So this was our tribute to him.

Memorial Service
Tuesday March 3, 2009
(program outside - program inside - photos)


Sonnet 43, Elizabeth Barrett Browning

Prayer of Faith

Remarks, Beth Johns

Litany of Thanks

Reflections from Family and Friends

Remembering Henry's Life in Pictures

Closing Words

Balloon Release


Cortland Mansion
19411 Cortland Drive
Hagerstown, MD 21742
Chaplain Beth Johns, Washington County Hospice

Sunday, March 8, 2009

A Life Remembered

My parents left this morning. The house is quiet and its just the four of us now. I didn't know what to expect to feel. I'm grateful to them for being here for us. Their leaving metaphorically ties up the last loose end before we must 'move on' and its hard.

I've noticed gray days are more difficult than sunny ones; quiet times more than busy ones. Sometimes, just as with his disease, things are matter of fact. He died, we've done what everything we could for him and to bring out of it the best things that we could discover in it. Other times we just miss him so.

This is not why I sat down to post. I sat down to let you know of an article in our local paper that was run today regarding Henry called, "A Life Remembered". Here is the link: A Life Remembered, Henry Keating Scheck

Thursday, March 5, 2009

Henry's Gift

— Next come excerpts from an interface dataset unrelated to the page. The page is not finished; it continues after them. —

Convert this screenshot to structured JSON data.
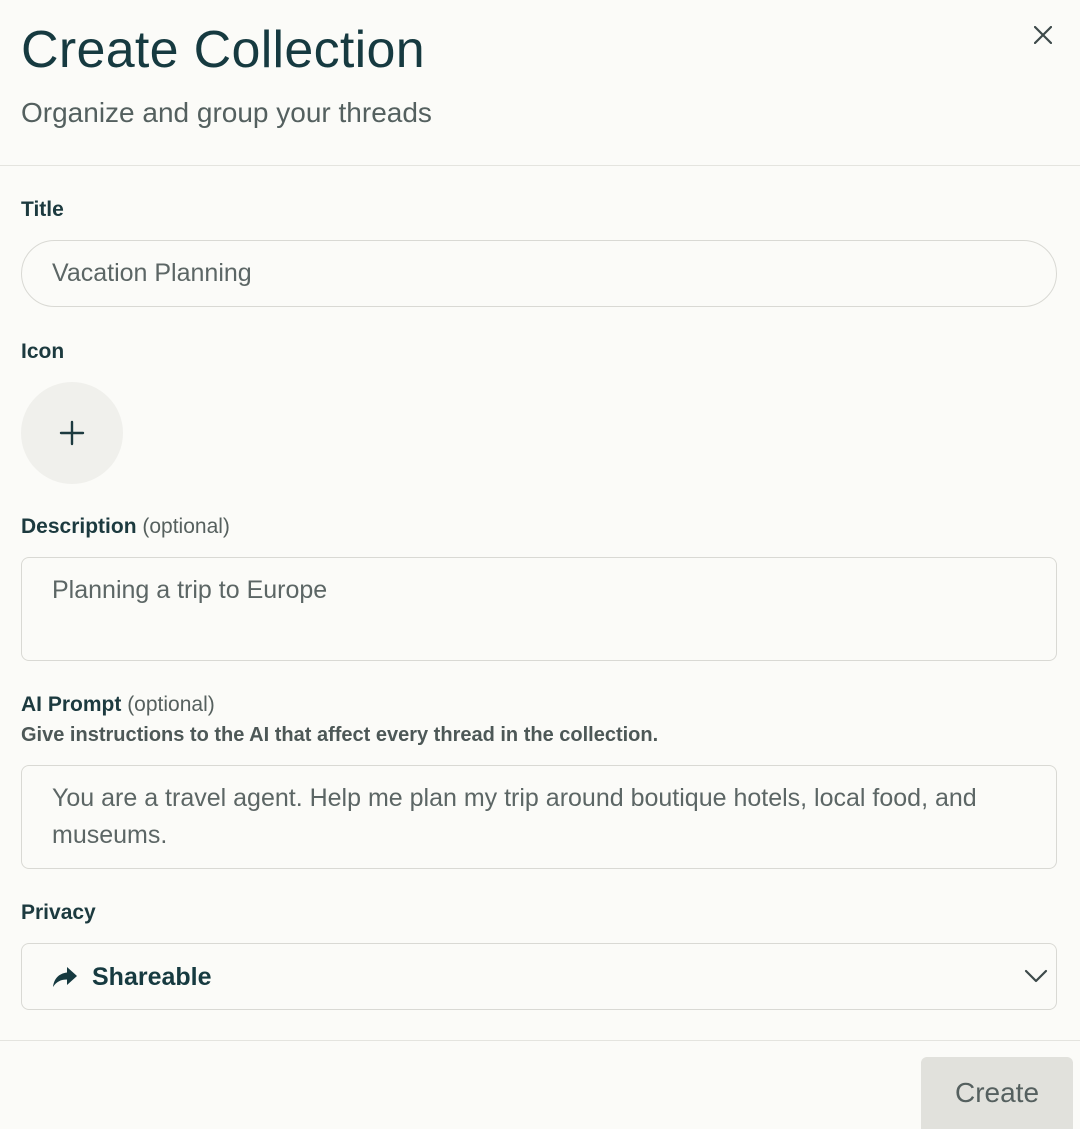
{
  "dialog": {
    "title": "Create Collection",
    "subtitle": "Organize and group your threads",
    "close_icon": "close-icon"
  },
  "fields": {
    "title": {
      "label": "Title",
      "value": "Vacation Planning"
    },
    "icon": {
      "label": "Icon",
      "picker_icon": "plus-icon"
    },
    "description": {
      "label": "Description",
      "optional": "(optional)",
      "value": "Planning a trip to Europe"
    },
    "ai_prompt": {
      "label": "AI Prompt",
      "optional": "(optional)",
      "hint": "Give instructions to the AI that affect every thread in the collection.",
      "value": "You are a travel agent. Help me plan my trip around boutique hotels, local food, and museums."
    },
    "privacy": {
      "label": "Privacy",
      "selected": "Shareable",
      "selected_icon": "share-arrow-icon",
      "dropdown_icon": "chevron-down-icon"
    }
  },
  "footer": {
    "create_label": "Create"
  },
  "colors": {
    "background": "#fbfbf8",
    "text_primary": "#163a40",
    "border": "#d9d9d4",
    "button_disabled_bg": "#e1e1dc"
  }
}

I could never have anticipated the feelings that we experienced at Henry's memorial service. We were pleased that the space was filled with sunlight. We were happy to have Henry's presence through his memories and his special things. As people began to come - some strangers, some old friends, some new friends and our families from all across the country - we cried at our loss and laughed about our love and times with him. Our family felt hundreds strong that day.

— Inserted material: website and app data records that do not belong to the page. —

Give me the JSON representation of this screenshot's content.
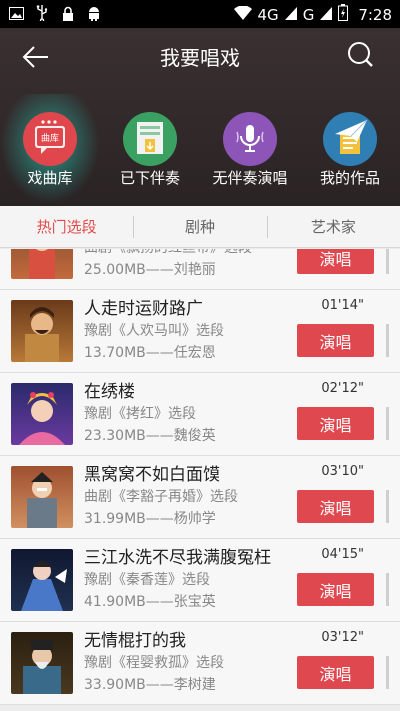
{
  "status_bar": {
    "network": "4G",
    "carrier": "G",
    "time": "7:28"
  },
  "header": {
    "title": "我要唱戏"
  },
  "categories": [
    {
      "label": "戏曲库",
      "badge": "曲库",
      "color": "#e0474d",
      "active": true
    },
    {
      "label": "已下伴奏",
      "color": "#3aa163"
    },
    {
      "label": "无伴奏演唱",
      "color": "#8d55b8"
    },
    {
      "label": "我的作品",
      "color": "#2f7fb5"
    }
  ],
  "tabs": [
    {
      "label": "热门选段",
      "active": true
    },
    {
      "label": "剧种"
    },
    {
      "label": "艺术家"
    }
  ],
  "sing_label": "演唱",
  "songs": [
    {
      "title": "",
      "subtitle": "曲剧《飘扬的红丝带》选段",
      "size_artist": "25.00MB——刘艳丽",
      "duration": ""
    },
    {
      "title": "人走时运财路广",
      "subtitle": "豫剧《人欢马叫》选段",
      "size_artist": "13.70MB——任宏恩",
      "duration": "01'14\""
    },
    {
      "title": "在绣楼",
      "subtitle": "豫剧《拷红》选段",
      "size_artist": "23.30MB——魏俊英",
      "duration": "02'12\""
    },
    {
      "title": "黑窝窝不如白面馍",
      "subtitle": "曲剧《李豁子再婚》选段",
      "size_artist": "31.99MB——杨帅学",
      "duration": "03'10\""
    },
    {
      "title": "三江水洗不尽我满腹冤枉",
      "subtitle": "豫剧《秦香莲》选段",
      "size_artist": "41.90MB——张宝英",
      "duration": "04'15\""
    },
    {
      "title": "无情棍打的我",
      "subtitle": "豫剧《程婴救孤》选段",
      "size_artist": "33.90MB——李树建",
      "duration": "03'12\""
    }
  ]
}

We're so grateful to all of you who attended Henry's service, either actually or in spirit. We know of some, despite their best intentions and efforts, could not be there. We have poured over the notes and memories and loving tributes of support that were written to us through the mail or on the message cards from his service. They are touching and heartfelt and will serve as a tremendous memorial of Henry for us. We continue to receive them by email and in cards and we plan to preserve each one. I do have a favor to ask of anyone who took pictures - we'd sincerely appreciate any photos of the ceremony and especially any, any, any pictures you may have of Henry.

Henry's memory has been honored too by many donations to Cure Search, Believe in Tomorrow, Alex's Lemonade Stand and St. Baldrick's among others. We're very touched by the outpouring of generosity and love given to others in his name. Every cent brings us that much closer to additional comfort for families and to a potential cure for many childhood cancers.

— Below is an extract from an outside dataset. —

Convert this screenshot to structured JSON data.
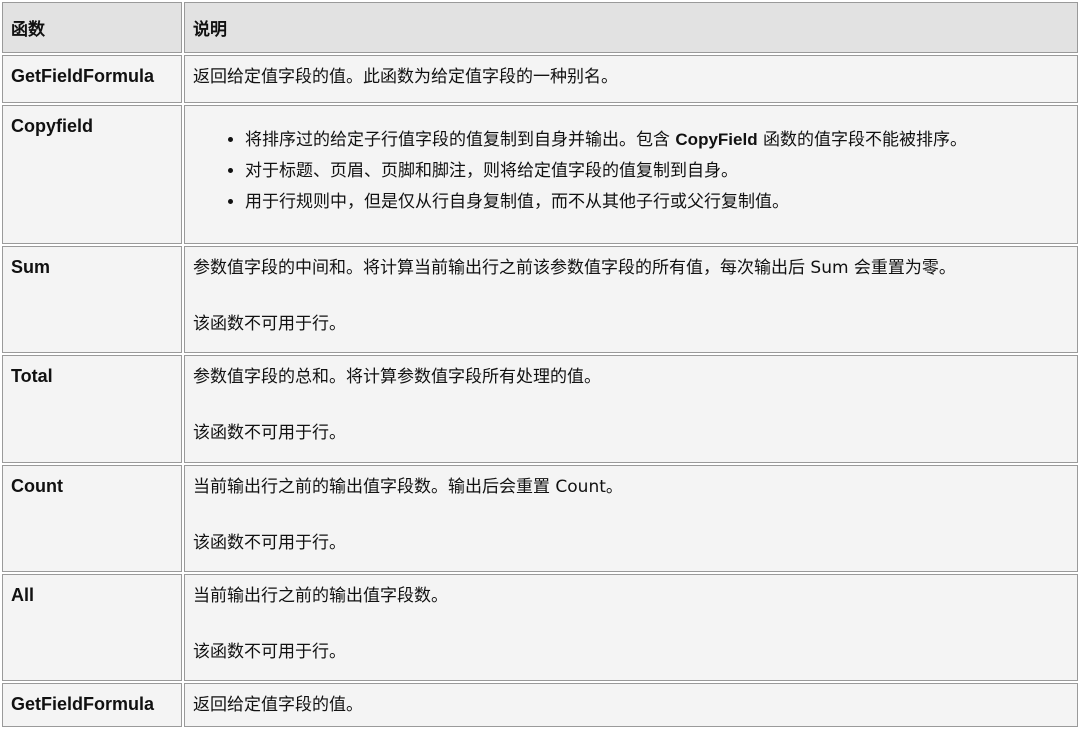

As for Tara, me and our girls - we've been shown love and support beyond our wildest expectations. While we are still healing from our losses we feel comforted by the memory of our smiling, brave, four-year-old hero. Our hearts will be forever tender from seeing his picture, or walking by his room, from seeing a toy of his, or remembering how he acted or spoke. But we are slowly and gradually finding balance in the knowledge of his effect on not only our lives but so many we've heard from. It is difficult not to have joy in that. It is in that spirit that I'll be renaming Henry's Challenge to Henry's Gift.

I love you son. You did so well. And I'm forever proud of you.